---- Data provided

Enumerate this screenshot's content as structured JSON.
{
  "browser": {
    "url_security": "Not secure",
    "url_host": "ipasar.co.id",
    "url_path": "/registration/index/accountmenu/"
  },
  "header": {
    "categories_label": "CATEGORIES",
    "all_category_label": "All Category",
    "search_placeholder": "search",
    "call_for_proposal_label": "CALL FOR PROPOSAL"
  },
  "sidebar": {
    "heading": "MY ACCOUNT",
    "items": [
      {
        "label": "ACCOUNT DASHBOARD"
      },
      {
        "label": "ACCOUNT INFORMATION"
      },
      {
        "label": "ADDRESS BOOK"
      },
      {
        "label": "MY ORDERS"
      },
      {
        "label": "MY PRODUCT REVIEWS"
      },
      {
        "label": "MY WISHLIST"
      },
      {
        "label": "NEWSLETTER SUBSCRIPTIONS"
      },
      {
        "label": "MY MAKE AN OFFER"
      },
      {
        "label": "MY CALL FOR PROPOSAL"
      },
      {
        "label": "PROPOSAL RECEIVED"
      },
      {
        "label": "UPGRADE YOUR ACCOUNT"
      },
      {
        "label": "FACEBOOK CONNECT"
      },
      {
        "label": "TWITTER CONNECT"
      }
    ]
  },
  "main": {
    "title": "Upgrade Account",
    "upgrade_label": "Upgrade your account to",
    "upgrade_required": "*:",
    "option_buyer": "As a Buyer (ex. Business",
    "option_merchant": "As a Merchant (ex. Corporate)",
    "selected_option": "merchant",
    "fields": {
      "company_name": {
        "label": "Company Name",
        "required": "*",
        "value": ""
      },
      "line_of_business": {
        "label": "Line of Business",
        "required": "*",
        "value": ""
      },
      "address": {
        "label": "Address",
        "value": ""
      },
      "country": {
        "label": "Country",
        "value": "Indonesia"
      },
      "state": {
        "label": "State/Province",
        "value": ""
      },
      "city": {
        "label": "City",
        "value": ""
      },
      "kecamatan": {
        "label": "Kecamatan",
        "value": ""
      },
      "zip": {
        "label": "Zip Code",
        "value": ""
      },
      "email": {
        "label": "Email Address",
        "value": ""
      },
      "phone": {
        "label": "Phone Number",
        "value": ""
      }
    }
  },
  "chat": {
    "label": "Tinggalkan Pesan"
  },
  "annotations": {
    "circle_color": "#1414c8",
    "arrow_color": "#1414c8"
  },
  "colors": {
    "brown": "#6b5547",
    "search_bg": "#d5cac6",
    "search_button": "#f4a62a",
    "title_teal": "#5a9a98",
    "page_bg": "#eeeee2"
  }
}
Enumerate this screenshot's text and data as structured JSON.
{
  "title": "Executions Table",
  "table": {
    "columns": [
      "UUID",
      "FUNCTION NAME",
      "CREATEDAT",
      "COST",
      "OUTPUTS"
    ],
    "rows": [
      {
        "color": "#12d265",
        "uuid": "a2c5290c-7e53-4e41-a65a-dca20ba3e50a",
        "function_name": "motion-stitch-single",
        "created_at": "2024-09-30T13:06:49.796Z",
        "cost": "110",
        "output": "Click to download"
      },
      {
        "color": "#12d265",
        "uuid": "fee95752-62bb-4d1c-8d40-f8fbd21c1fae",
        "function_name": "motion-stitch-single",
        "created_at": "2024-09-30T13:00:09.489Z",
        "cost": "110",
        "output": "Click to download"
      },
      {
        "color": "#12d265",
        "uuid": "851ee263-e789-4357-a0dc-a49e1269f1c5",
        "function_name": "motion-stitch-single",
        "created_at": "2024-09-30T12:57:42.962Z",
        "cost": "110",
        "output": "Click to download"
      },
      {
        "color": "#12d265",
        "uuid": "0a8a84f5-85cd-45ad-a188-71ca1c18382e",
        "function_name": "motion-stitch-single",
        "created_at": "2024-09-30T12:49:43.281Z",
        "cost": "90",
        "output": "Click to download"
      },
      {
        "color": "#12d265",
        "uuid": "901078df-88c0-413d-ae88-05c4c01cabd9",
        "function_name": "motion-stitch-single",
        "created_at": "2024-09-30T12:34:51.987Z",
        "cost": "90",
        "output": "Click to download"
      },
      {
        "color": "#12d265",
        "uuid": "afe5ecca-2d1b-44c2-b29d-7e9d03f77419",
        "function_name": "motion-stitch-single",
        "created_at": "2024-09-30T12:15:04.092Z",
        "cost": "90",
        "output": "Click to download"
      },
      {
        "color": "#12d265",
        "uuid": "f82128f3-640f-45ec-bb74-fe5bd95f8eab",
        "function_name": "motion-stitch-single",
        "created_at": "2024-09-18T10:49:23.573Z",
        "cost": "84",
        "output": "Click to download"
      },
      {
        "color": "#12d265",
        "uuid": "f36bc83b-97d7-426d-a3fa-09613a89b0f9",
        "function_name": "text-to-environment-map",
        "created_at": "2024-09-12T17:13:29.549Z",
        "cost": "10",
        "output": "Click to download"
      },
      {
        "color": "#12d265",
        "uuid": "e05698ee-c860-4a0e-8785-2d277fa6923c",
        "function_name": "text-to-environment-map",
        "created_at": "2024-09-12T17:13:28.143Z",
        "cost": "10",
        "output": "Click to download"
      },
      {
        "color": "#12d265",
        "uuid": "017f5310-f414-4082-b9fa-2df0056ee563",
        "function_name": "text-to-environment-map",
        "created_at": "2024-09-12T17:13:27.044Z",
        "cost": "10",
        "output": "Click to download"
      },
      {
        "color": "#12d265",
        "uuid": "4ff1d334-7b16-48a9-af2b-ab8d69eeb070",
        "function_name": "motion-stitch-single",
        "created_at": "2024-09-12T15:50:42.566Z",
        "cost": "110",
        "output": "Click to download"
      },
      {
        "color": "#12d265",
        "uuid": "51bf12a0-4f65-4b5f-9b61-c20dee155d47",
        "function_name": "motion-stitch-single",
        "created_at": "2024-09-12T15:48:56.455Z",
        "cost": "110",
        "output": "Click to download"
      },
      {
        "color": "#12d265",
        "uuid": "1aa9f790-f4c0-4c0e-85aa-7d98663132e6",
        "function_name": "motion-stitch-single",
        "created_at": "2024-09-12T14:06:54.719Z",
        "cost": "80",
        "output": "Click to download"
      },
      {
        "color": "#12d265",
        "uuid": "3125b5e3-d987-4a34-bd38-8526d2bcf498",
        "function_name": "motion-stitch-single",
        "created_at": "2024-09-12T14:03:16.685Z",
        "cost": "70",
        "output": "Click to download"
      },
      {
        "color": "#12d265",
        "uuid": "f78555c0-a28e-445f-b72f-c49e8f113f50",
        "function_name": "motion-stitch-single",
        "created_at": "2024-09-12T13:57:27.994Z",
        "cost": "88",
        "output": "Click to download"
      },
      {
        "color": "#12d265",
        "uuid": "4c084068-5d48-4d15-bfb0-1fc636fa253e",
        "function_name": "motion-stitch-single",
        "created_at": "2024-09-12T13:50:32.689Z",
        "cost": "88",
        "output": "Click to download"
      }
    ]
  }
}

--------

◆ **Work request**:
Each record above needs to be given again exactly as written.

◆ **Response to the exercise**:
Enumerate this screenshot's content as structured JSON.
{
  "browser": {
    "url_security": "Not secure",
    "url_host": "ipasar.co.id",
    "url_path": "/registration/index/accountmenu/"
  },
  "header": {
    "categories_label": "CATEGORIES",
    "all_category_label": "All Category",
    "search_placeholder": "search",
    "call_for_proposal_label": "CALL FOR PROPOSAL"
  },
  "sidebar": {
    "heading": "MY ACCOUNT",
    "items": [
      {
        "label": "ACCOUNT DASHBOARD"
      },
      {
        "label": "ACCOUNT INFORMATION"
      },
      {
        "label": "ADDRESS BOOK"
      },
      {
        "label": "MY ORDERS"
      },
      {
        "label": "MY PRODUCT REVIEWS"
      },
      {
        "label": "MY WISHLIST"
      },
      {
        "label": "NEWSLETTER SUBSCRIPTIONS"
      },
      {
        "label": "MY MAKE AN OFFER"
      },
      {
        "label": "MY CALL FOR PROPOSAL"
      },
      {
        "label": "PROPOSAL RECEIVED"
      },
      {
        "label": "UPGRADE YOUR ACCOUNT"
      },
      {
        "label": "FACEBOOK CONNECT"
      },
      {
        "label": "TWITTER CONNECT"
      }
    ]
  },
  "main": {
    "title": "Upgrade Account",
    "upgrade_label": "Upgrade your account to",
    "upgrade_required": "*:",
    "option_buyer": "As a Buyer (ex. Business",
    "option_merchant": "As a Merchant (ex. Corporate)",
    "selected_option": "merchant",
    "fields": {
      "company_name": {
        "label": "Company Name",
        "required": "*",
        "value": ""
      },
      "line_of_business": {
        "label": "Line of Business",
        "required": "*",
        "value": ""
      },
      "address": {
        "label": "Address",
        "value": ""
      },
      "country": {
        "label": "Country",
        "value": "Indonesia"
      },
      "state": {
        "label": "State/Province",
        "value": ""
      },
      "city": {
        "label": "City",
        "value": ""
      },
      "kecamatan": {
        "label": "Kecamatan",
        "value": ""
      },
      "zip": {
        "label": "Zip Code",
        "value": ""
      },
      "email": {
        "label": "Email Address",
        "value": ""
      },
      "phone": {
        "label": "Phone Number",
        "value": ""
      }
    }
  },
  "chat": {
    "label": "Tinggalkan Pesan"
  },
  "annotations": {
    "circle_color": "#1414c8",
    "arrow_color": "#1414c8"
  },
  "colors": {
    "brown": "#6b5547",
    "search_bg": "#d5cac6",
    "search_button": "#f4a62a",
    "title_teal": "#5a9a98",
    "page_bg": "#eeeee2"
  }
}
Enumerate this screenshot's text and data as structured JSON.
{
  "title": "Executions Table",
  "table": {
    "columns": [
      "UUID",
      "FUNCTION NAME",
      "CREATEDAT",
      "COST",
      "OUTPUTS"
    ],
    "rows": [
      {
        "color": "#12d265",
        "uuid": "a2c5290c-7e53-4e41-a65a-dca20ba3e50a",
        "function_name": "motion-stitch-single",
        "created_at": "2024-09-30T13:06:49.796Z",
        "cost": "110",
        "output": "Click to download"
      },
      {
        "color": "#12d265",
        "uuid": "fee95752-62bb-4d1c-8d40-f8fbd21c1fae",
        "function_name": "motion-stitch-single",
        "created_at": "2024-09-30T13:00:09.489Z",
        "cost": "110",
        "output": "Click to download"
      },
      {
        "color": "#12d265",
        "uuid": "851ee263-e789-4357-a0dc-a49e1269f1c5",
        "function_name": "motion-stitch-single",
        "created_at": "2024-09-30T12:57:42.962Z",
        "cost": "110",
        "output": "Click to download"
      },
      {
        "color": "#12d265",
        "uuid": "0a8a84f5-85cd-45ad-a188-71ca1c18382e",
        "function_name": "motion-stitch-single",
        "created_at": "2024-09-30T12:49:43.281Z",
        "cost": "90",
        "output": "Click to download"
      },
      {
        "color": "#12d265",
        "uuid": "901078df-88c0-413d-ae88-05c4c01cabd9",
        "function_name": "motion-stitch-single",
        "created_at": "2024-09-30T12:34:51.987Z",
        "cost": "90",
        "output": "Click to download"
      },
      {
        "color": "#12d265",
        "uuid": "afe5ecca-2d1b-44c2-b29d-7e9d03f77419",
        "function_name": "motion-stitch-single",
        "created_at": "2024-09-30T12:15:04.092Z",
        "cost": "90",
        "output": "Click to download"
      },
      {
        "color": "#12d265",
        "uuid": "f82128f3-640f-45ec-bb74-fe5bd95f8eab",
        "function_name": "motion-stitch-single",
        "created_at": "2024-09-18T10:49:23.573Z",
        "cost": "84",
        "output": "Click to download"
      },
      {
        "color": "#12d265",
        "uuid": "f36bc83b-97d7-426d-a3fa-09613a89b0f9",
        "function_name": "text-to-environment-map",
        "created_at": "2024-09-12T17:13:29.549Z",
        "cost": "10",
        "output": "Click to download"
      },
      {
        "color": "#12d265",
        "uuid": "e05698ee-c860-4a0e-8785-2d277fa6923c",
        "function_name": "text-to-environment-map",
        "created_at": "2024-09-12T17:13:28.143Z",
        "cost": "10",
        "output": "Click to download"
      },
      {
        "color": "#12d265",
        "uuid": "017f5310-f414-4082-b9fa-2df0056ee563",
        "function_name": "text-to-environment-map",
        "created_at": "2024-09-12T17:13:27.044Z",
        "cost": "10",
        "output": "Click to download"
      },
      {
        "color": "#12d265",
        "uuid": "4ff1d334-7b16-48a9-af2b-ab8d69eeb070",
        "function_name": "motion-stitch-single",
        "created_at": "2024-09-12T15:50:42.566Z",
        "cost": "110",
        "output": "Click to download"
      },
      {
        "color": "#12d265",
        "uuid": "51bf12a0-4f65-4b5f-9b61-c20dee155d47",
        "function_name": "motion-stitch-single",
        "created_at": "2024-09-12T15:48:56.455Z",
        "cost": "110",
        "output": "Click to download"
      },
      {
        "color": "#12d265",
        "uuid": "1aa9f790-f4c0-4c0e-85aa-7d98663132e6",
        "function_name": "motion-stitch-single",
        "created_at": "2024-09-12T14:06:54.719Z",
        "cost": "80",
        "output": "Click to download"
      },
      {
        "color": "#12d265",
        "uuid": "3125b5e3-d987-4a34-bd38-8526d2bcf498",
        "function_name": "motion-stitch-single",
        "created_at": "2024-09-12T14:03:16.685Z",
        "cost": "70",
        "output": "Click to download"
      },
      {
        "color": "#12d265",
        "uuid": "f78555c0-a28e-445f-b72f-c49e8f113f50",
        "function_name": "motion-stitch-single",
        "created_at": "2024-09-12T13:57:27.994Z",
        "cost": "88",
        "output": "Click to download"
      },
      {
        "color": "#12d265",
        "uuid": "4c084068-5d48-4d15-bfb0-1fc636fa253e",
        "function_name": "motion-stitch-single",
        "created_at": "2024-09-12T13:50:32.689Z",
        "cost": "88",
        "output": "Click to download"
      }
    ]
  }
}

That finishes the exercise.